It was “official” Wednesday afternoon: the project I’ve been working on at my day job since May finally wrapped up.
I’m lucky–I have a day job that normally requires no overtime. I work with cool people and get to work from home half the time. I write enough procedures that I’m always busy, but rarely am I slammed with work. On this recent project, I was slammed with work. I worked my normal hours, after dinner, and right before bed. I worked weekends.
I’ve worked longer hours at other jobs (although I don’t think I’ll ever beat my 128-hour workweek), but this was the first time I was constantly on call.
Some people I worked with felt the stress.Wading through a big project didn’t bother me much, though; after all, I write novels!
The Effect of Writing on Work
If I’ve learned nothing else from writing, I’ve learned to be patient with a big project. I’ve learned that just because you think you’re done, it doesn’t mean it’s over. (Many times, that’s when the real work just begins.) I’ve learned that the best you can often do is put your head down and keep working…you will eventually get there.
Even when I haven’t worked as a technical writer, the writing I do away from work has conditioned me to not let a big project weigh too much on my mind, no matter what job I’m doing.
When I write a novel, I can’t look at it and tell you when I’ll be done. I can guess, and probably come close to my guess, but I’ve found that it’s best to work as hard as I can until I’m done.
With work, I have the same approach. I can estimate timelines, sit through meetings, and do so many other things. But the best thing to do is shut up and work!
Why I Like Herons
I’ve always liked herons. I’ve always admired their patience. With so many things going on around them, they patiently do their thing and keep trudging along. Give them the ability to type and they’d be good writers, I’m sure.
I mentioned above some of the reasons I consider myself lucky to have my current job. One of the things I love on the days I work in the office is my view: I have a window seat looking over a small lake where several herons live.

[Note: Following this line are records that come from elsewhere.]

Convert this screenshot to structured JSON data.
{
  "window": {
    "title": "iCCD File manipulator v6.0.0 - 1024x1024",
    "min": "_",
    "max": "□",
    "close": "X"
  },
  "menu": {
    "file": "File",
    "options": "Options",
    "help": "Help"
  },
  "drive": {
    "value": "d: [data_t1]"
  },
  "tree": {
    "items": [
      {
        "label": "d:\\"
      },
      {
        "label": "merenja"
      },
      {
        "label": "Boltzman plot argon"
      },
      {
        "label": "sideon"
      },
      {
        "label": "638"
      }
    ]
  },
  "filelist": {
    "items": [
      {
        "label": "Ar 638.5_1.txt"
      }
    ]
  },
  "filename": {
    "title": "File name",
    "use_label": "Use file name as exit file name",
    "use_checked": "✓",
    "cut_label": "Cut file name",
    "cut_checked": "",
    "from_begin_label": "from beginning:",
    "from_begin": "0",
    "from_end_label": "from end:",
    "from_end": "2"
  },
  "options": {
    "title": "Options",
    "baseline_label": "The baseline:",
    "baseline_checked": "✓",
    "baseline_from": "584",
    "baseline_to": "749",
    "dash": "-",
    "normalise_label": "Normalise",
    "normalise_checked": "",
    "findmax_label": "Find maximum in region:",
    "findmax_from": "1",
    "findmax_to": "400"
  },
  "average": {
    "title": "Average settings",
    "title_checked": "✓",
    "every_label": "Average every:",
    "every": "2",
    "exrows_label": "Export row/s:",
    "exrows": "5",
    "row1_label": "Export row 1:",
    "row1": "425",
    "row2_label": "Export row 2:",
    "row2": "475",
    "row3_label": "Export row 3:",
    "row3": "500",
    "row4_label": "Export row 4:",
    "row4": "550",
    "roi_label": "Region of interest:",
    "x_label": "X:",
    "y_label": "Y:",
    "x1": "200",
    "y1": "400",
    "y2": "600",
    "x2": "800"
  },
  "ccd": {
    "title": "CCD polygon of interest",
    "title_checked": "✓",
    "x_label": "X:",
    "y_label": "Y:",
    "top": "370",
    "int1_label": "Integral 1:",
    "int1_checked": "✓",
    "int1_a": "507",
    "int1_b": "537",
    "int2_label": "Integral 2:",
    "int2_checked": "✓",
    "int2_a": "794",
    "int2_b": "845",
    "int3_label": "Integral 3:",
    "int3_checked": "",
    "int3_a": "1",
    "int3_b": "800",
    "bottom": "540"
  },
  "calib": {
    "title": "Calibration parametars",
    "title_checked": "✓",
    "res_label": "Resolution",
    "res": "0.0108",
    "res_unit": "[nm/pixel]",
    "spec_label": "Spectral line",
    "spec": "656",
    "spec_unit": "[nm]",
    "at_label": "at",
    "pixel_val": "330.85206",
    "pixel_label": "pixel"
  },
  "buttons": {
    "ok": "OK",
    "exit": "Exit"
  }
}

There’s a lot to learn from a graceful animal that spends its time wading through water and doing its thing–just as there’s a lot to learn by wading through a project as big as completing a novel.
You just do it until it’s done, and then you keep your focus and do it again and again.
Writing big things makes everything you do just a little bit easier, don’t you think?